Image of the Day: Nor Any Drop to Drink
Image of the Day: Nor Any Drop to Drink

Image of the Day: Nor Any Drop to Drink

Sea snakes wait in thirst for “lenses” of freshwater forming on the surface of the ocean after a heavy rain.

Feb 12, 2019
Carolyn Wilke

ABOVE: A surfacing sea snake (Hydrophis platurus)
MARK SANDFOSS
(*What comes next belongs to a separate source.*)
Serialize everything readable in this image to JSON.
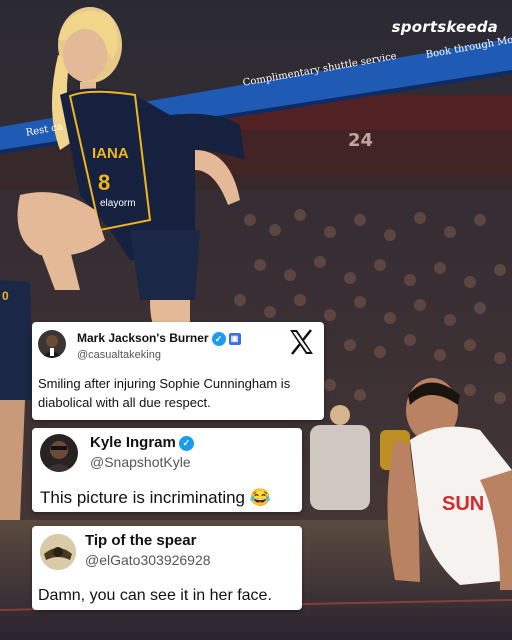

Sea snakes don’t drink the salty ocean water they are surrounded by, as scientists had thought, but instead wait for freshwater to accumulate on the surface after rain, according to a study published February 7 in PLOS One. The researchers studied the behavior of yellow-bellied sea snakes (Hydrophis platurus) off the coast of Costa Rica. At the transition from the dry to wet seasons, they observed that parched snakes quenched their thirst by drinking from “lenses” of freshwater that formed on the ocean’s surface during a heavy rain. 

The scientists also offered a drink of freshwater to a total of 99 snakes they had captured before and after the rain began. The percentage of snakes that drank in the lab on the day they were captured dropped from 80 percent to 13 percent during their eight-day experiment, suggesting that snakes were becoming more hydrated from the rainfall.

H.B. Lillywhite et al, “Drinking by sea snakes from oceanic freshwater lenses at first rainfall ending seasonal drought,” PLOS One, doi:10.1371/journal.pone.0212099, 2019.